Another new malware has surfaced, but this one is unlike the others. This alarmingly stealthy trojan cannot be copied or replicated and it can set up camp in your computer without you ever having a clue.
Nicknamed 'USB Thief' by security experts from the ESET antivirus firm, this new USB trojan is equipped with self-protecting mechanisms that enable it to escape detection. It can even infiltrate air-gapped systems, making it an exceptionally useful tool in industrial as well as cyber espionage.
In relation to this malware's ability to access air-gapped computers - that is, computers not connected to the Internet for security reasons - the trojan is introduced to a system via USB devices that contain portable installers of widely-used applications such as Firefox, NotePad++, and TrueCrypt. USB Thief exploits this trend by penetrating the command chain of these applications either as a plugin or a dynamically linked library (DLL), which is why each time you run the application, the trojan is also executed in the background.
A key aspect of this malware is that it has a highly sophisticated mechanism for self-protection against copying or reverse engineering by employing two operations: AES128 encryption of certain files and generation of filenames from cryptographic elements.
First, an AES encryption key is computed from that unique USB device ID and certain disk details from the USB drive hosting the malware, which means the malware can only successfully run on that one particular USB device. Second, the naming of the subsequent file in the malware execution chain is based on actual file content and its creation time, effectively making the file names different for every instance of this trojan.
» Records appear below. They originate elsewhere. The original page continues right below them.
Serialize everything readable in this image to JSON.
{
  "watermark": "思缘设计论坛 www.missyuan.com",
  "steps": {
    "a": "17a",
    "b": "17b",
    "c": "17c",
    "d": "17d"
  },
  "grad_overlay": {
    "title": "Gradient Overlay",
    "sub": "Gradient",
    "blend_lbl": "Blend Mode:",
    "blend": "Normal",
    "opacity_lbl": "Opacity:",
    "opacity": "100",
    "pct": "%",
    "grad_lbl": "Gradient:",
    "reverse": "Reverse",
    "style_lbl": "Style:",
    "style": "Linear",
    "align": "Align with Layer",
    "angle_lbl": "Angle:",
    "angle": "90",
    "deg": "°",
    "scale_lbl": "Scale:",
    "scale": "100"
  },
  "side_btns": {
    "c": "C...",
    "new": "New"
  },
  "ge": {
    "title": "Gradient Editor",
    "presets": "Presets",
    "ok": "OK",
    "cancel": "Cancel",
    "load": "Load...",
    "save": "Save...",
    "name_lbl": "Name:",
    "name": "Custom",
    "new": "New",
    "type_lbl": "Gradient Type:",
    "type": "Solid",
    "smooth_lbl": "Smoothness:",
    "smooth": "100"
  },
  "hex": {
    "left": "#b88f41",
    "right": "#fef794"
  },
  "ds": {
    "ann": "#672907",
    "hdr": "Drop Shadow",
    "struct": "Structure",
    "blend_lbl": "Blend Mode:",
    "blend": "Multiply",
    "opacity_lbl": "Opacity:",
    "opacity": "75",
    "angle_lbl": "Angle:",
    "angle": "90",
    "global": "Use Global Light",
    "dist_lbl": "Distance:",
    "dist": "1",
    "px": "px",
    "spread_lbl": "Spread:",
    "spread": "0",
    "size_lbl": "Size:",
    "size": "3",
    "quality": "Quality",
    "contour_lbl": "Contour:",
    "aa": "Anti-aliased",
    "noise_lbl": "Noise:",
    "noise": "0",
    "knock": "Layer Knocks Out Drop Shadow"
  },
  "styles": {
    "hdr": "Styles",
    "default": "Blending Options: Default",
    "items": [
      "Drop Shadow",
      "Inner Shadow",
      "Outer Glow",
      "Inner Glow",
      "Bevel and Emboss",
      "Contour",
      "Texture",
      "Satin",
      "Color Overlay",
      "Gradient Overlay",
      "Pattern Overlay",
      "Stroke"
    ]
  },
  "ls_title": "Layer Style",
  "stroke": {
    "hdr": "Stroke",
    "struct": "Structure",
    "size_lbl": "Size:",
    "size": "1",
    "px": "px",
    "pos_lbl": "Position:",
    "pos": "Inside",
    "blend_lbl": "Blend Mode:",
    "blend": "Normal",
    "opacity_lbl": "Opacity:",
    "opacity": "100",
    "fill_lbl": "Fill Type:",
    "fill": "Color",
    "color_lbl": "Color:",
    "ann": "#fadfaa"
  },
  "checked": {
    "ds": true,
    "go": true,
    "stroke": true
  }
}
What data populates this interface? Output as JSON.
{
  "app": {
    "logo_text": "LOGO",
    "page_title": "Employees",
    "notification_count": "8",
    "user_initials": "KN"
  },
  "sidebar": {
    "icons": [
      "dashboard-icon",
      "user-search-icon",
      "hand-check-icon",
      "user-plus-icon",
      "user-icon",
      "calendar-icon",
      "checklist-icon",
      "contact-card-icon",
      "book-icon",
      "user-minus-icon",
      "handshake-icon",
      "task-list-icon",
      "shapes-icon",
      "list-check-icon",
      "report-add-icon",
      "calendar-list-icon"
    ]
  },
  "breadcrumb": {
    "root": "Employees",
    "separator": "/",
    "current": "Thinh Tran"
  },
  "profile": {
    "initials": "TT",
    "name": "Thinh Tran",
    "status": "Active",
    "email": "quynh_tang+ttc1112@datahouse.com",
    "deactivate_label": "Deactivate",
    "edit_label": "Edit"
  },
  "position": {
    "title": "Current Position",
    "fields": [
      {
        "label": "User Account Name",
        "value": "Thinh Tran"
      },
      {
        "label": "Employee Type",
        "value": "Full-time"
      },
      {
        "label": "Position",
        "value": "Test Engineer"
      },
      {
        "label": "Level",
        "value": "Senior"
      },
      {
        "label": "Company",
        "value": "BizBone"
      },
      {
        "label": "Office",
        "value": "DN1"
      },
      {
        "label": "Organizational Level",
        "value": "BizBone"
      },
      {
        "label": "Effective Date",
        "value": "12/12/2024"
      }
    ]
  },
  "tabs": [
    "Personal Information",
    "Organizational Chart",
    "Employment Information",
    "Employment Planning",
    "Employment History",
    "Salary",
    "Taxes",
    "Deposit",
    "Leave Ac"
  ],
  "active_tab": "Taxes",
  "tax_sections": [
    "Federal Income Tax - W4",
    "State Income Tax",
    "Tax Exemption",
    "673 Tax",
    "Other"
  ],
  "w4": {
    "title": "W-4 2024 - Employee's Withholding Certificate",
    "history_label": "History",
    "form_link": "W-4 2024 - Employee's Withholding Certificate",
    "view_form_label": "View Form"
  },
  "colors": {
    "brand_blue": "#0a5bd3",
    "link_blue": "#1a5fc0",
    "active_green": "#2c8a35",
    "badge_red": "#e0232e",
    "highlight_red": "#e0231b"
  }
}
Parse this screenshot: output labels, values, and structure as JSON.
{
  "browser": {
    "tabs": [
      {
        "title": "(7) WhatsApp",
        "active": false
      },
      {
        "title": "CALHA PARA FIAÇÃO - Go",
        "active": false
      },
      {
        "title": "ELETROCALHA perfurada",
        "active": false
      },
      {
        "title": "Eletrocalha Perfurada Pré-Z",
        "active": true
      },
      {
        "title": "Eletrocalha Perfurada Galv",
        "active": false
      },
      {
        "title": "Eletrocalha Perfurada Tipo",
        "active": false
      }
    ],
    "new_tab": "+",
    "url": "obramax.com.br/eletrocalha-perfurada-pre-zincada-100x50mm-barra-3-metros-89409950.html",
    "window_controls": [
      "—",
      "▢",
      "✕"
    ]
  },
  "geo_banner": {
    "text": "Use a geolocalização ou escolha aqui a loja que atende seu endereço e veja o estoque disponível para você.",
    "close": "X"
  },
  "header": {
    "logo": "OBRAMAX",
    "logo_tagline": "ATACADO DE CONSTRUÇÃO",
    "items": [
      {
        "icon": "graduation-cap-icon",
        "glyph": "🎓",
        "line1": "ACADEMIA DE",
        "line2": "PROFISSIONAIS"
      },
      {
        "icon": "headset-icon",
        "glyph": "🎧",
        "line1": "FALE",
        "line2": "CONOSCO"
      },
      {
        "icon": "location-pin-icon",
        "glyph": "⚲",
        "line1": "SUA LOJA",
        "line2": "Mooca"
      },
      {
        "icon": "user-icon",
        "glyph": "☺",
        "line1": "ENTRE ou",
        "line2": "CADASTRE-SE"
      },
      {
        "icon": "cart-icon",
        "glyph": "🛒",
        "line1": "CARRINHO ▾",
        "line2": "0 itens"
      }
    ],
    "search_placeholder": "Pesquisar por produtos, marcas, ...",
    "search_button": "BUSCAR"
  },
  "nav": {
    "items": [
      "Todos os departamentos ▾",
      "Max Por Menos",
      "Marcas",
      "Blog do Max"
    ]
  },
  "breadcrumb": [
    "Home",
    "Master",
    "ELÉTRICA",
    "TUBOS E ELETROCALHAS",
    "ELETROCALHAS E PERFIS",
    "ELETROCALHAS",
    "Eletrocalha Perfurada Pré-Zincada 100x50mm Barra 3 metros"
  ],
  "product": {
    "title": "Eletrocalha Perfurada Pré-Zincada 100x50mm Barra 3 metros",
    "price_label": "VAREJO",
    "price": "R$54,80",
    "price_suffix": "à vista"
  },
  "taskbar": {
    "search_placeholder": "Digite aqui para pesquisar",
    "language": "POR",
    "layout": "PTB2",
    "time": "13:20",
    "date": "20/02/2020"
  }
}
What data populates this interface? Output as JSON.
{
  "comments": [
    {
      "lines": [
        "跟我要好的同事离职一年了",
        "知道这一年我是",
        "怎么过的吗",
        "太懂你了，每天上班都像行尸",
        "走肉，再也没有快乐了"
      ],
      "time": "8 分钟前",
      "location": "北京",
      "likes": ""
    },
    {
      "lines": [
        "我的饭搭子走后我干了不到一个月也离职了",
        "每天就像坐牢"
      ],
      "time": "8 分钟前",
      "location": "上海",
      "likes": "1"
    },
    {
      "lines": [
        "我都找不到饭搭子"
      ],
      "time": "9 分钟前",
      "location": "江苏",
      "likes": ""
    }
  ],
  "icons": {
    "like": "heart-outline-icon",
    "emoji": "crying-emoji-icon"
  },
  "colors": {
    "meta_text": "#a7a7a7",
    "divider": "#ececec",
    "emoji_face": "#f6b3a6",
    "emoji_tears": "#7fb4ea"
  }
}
Because of these techniques, copying or reproducing the malware is virtually impossible.
In addition to the malware's multi-step self-protection and ability to not leave any trace on the targeted computer, its data-stealing payload is also extremely powerful and easily modified.
"It would not be difficult to redesign the malware to change from a data-stealing payload to any other malicious payload," says Tomas Gardon of ESET.
According to ESET, its statistics show that USB Thief is not very prevalent as of late. Unfortunately, its peculiar ability to bypass air-gap security shows that it may have been designed for unauthorized targeted attacks.
Photo: Tony Austin | Flickr